Almost every photographer dreams of their own studio–a special private space to freely create and brainstorm, where inspiration and its precise execution is the only thing that matters. A place where you walk in, and are warmly greeted by light as it splays across decorated walls, books new and old, and your unique tools of the trade. At least, this was one of my many dreams: to own and operate my very own studio. An artist’s studio is a reflection of themself, so it is an honor to have my space and its mission published in PDN. The heart of Art of Studio lies within its mission to share and educate: a physical place or a virtual space. Read more about it in the February PDN issue here.
While I was designing my space, I found an issue of American Photo (from 1992) in my print archive that showcased the dream studios of that era. Looking back, what amazes me is the large difference in the size of studios in the 80s and 90s compared to today. Years ago, and still to this day, artists tend to migrate to work and create in large spaces with affordable rent, which is typically in undesirable areas. Because of this, gentrification tends to follow artist communities–leading to property values spiking in the 90s and 2000s, pushing many artists out of their studios. The beauty and grandeur of the studios featured in American Photo are breathtaking–but it is hard to maintain and run a studio of that scale in the present. While it is easy to fall in love with these majestic massive buildings–a big space is not a necessity.
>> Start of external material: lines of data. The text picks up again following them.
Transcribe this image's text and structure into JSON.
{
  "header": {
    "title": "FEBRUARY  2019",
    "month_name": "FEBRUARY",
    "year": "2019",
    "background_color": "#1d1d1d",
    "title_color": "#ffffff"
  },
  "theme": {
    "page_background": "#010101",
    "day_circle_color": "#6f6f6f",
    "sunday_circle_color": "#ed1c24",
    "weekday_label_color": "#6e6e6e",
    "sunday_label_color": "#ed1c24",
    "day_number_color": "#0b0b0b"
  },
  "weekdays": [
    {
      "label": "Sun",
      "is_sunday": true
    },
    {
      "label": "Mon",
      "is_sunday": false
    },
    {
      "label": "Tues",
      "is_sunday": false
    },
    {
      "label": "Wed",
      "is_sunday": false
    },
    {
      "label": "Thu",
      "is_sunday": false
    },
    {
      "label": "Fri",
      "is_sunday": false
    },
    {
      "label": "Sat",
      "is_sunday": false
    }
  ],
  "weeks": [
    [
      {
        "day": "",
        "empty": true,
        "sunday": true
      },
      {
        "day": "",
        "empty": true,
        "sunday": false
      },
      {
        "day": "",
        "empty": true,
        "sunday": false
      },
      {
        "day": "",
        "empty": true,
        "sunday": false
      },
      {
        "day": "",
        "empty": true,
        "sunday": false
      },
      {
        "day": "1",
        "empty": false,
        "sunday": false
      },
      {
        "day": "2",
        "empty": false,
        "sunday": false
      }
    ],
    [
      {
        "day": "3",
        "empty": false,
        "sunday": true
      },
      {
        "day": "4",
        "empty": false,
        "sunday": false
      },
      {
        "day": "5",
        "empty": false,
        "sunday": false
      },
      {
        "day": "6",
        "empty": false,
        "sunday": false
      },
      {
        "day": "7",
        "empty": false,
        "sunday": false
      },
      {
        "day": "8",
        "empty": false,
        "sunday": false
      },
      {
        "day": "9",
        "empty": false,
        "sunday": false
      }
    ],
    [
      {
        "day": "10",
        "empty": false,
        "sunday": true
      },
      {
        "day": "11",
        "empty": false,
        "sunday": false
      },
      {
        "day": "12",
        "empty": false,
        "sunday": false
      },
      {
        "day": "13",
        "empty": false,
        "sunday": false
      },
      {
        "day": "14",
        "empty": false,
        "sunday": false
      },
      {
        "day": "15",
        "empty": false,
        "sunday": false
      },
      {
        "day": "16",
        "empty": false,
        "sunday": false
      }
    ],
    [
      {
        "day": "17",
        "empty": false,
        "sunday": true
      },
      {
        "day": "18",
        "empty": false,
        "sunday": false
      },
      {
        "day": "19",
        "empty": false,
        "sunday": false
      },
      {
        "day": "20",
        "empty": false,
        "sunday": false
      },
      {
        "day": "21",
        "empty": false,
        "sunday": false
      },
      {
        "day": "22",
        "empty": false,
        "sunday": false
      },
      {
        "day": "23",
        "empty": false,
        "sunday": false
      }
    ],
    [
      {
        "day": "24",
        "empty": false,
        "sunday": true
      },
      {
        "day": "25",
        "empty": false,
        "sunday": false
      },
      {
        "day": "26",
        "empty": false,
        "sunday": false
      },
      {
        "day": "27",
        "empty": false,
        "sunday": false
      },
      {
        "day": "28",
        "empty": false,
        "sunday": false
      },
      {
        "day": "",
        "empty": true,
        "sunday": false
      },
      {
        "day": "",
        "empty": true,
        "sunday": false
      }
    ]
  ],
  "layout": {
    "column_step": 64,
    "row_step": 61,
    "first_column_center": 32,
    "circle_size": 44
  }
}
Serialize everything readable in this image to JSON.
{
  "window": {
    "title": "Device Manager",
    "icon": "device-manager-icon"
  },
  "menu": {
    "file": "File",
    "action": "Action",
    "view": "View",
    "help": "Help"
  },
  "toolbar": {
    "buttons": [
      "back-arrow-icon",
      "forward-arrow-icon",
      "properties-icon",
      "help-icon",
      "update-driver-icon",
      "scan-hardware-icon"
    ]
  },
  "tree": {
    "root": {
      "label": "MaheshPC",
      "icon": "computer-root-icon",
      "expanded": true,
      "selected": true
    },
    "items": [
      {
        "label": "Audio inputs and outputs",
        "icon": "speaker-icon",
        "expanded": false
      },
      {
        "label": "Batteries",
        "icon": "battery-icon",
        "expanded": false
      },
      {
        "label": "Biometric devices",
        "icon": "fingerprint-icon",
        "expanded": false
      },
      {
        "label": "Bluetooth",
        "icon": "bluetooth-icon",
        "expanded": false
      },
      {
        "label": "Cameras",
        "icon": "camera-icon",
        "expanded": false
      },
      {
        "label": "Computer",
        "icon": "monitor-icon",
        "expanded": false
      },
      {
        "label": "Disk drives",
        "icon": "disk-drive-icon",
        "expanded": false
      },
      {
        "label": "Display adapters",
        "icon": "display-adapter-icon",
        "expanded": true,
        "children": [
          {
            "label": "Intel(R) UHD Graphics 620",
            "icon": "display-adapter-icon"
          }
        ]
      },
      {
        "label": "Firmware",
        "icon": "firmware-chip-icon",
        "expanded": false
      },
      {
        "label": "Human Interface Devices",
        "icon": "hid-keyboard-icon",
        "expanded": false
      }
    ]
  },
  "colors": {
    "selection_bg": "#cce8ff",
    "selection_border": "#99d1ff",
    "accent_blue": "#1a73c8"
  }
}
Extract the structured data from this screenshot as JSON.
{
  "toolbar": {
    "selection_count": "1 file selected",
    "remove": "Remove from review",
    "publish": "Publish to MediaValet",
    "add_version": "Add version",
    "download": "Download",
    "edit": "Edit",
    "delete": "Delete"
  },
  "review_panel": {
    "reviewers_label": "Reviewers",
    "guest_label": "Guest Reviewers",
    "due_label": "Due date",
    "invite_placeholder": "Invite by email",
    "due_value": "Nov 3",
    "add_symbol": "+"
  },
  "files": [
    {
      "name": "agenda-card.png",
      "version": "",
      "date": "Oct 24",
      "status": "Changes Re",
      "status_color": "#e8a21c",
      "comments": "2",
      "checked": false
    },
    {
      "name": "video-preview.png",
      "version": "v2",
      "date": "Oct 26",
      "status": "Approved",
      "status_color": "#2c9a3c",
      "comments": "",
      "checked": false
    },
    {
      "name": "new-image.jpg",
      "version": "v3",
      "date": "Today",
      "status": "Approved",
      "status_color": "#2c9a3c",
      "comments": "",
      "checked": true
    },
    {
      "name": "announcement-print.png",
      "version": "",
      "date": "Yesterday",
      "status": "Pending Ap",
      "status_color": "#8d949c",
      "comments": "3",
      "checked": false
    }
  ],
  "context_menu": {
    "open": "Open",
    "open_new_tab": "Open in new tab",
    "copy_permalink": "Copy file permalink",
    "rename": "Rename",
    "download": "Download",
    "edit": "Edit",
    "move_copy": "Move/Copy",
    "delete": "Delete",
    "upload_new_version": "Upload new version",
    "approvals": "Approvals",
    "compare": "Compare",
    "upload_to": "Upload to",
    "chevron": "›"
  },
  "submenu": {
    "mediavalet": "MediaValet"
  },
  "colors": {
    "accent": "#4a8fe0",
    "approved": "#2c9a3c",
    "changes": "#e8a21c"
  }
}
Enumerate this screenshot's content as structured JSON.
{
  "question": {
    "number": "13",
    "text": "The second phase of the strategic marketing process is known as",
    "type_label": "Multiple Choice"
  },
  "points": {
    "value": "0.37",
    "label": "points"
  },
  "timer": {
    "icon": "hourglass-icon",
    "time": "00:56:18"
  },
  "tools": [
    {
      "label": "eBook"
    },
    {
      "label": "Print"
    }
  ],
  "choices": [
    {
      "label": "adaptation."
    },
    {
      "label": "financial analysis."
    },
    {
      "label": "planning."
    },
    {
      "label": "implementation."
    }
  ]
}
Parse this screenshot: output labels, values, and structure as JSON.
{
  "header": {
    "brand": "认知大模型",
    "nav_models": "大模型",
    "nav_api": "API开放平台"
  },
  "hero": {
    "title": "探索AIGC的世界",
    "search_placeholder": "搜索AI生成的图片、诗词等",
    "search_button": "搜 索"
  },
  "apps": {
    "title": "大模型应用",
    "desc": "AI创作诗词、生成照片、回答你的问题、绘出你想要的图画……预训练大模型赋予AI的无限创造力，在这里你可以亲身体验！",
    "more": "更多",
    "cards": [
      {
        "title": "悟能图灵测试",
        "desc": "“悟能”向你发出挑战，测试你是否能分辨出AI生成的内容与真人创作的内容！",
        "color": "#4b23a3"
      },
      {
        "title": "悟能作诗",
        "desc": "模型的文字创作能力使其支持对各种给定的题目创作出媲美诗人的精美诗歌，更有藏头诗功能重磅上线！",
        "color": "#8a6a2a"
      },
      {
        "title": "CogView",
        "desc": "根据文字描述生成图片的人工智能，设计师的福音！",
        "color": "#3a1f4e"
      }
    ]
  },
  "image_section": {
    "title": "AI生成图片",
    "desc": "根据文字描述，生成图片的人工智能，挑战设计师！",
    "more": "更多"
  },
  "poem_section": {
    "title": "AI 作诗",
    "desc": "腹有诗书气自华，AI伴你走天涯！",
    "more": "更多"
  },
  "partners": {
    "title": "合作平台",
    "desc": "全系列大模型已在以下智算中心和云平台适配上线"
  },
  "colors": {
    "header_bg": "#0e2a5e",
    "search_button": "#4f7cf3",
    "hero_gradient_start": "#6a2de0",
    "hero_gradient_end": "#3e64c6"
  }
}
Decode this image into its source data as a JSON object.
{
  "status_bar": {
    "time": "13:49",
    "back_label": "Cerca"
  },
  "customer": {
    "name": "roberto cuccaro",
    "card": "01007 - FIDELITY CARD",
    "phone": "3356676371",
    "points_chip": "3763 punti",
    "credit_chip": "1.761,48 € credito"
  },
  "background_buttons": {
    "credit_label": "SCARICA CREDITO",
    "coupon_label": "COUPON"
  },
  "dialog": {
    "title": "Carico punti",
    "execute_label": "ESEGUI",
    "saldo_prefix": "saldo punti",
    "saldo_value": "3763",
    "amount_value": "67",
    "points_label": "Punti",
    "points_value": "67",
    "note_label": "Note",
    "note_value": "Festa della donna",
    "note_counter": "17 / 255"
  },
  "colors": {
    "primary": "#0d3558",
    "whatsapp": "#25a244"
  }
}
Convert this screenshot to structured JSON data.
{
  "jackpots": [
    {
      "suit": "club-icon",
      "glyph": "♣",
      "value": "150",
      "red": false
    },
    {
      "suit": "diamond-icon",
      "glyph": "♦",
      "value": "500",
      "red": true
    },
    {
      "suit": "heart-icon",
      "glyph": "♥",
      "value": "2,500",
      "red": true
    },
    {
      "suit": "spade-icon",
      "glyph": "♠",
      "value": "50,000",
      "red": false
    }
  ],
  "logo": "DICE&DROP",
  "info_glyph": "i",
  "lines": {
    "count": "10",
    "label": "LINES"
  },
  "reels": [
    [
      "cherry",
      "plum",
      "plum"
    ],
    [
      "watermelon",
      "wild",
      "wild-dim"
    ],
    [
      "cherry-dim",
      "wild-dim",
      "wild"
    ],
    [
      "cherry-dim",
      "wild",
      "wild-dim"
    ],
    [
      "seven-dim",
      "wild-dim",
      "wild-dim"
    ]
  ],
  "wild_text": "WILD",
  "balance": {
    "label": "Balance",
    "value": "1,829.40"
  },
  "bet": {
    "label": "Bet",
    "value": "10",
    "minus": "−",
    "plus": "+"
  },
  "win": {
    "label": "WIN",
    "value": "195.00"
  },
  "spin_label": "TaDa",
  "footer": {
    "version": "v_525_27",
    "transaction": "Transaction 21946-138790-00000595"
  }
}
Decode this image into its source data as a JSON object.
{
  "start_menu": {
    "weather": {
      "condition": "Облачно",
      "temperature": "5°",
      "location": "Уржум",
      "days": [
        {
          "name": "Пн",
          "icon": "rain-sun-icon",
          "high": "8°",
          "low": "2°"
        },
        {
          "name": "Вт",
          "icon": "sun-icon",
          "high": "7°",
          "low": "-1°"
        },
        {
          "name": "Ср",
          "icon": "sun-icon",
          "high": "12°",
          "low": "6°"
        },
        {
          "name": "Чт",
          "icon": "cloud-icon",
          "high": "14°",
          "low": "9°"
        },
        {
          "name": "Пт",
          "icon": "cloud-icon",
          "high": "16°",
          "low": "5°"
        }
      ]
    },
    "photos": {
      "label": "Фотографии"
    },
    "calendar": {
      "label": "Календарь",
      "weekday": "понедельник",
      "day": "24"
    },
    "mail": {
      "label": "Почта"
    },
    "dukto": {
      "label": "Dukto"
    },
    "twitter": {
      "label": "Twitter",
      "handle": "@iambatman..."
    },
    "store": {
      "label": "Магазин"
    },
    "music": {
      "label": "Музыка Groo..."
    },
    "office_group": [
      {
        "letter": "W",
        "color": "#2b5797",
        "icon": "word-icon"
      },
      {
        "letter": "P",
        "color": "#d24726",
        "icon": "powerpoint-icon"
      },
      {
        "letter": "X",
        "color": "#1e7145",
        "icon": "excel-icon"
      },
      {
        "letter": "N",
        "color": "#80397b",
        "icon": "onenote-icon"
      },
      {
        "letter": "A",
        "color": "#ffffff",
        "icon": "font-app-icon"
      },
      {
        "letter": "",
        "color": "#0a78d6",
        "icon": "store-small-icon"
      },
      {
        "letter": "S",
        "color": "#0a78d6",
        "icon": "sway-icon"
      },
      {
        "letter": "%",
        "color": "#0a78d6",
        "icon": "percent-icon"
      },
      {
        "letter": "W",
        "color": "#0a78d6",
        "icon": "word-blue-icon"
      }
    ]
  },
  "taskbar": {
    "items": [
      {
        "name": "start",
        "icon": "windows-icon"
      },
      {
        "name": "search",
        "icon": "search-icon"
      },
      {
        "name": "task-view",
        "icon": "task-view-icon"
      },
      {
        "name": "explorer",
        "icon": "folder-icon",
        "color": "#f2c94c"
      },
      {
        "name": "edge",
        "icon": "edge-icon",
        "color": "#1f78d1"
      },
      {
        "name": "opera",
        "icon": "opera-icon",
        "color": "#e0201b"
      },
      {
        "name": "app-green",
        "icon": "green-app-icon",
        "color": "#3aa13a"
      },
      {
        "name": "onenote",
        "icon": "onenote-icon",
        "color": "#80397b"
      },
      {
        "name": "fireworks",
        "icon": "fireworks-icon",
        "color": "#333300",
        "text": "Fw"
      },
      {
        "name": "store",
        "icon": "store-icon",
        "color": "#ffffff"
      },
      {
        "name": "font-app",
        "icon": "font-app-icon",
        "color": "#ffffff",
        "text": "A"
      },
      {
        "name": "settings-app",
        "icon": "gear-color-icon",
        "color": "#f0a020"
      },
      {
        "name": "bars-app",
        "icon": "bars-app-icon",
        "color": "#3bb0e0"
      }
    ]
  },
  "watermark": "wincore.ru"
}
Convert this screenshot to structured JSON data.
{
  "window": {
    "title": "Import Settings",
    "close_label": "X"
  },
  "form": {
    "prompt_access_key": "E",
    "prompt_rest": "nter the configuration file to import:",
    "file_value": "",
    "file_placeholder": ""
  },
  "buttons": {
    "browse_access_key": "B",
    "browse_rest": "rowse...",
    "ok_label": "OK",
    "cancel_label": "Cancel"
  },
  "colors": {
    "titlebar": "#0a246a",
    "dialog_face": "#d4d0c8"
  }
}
No matter what the scale is, the importance of a personal studio lies in having a place to put your creative thoughts into, not the square footage.
Art of Studio through the years: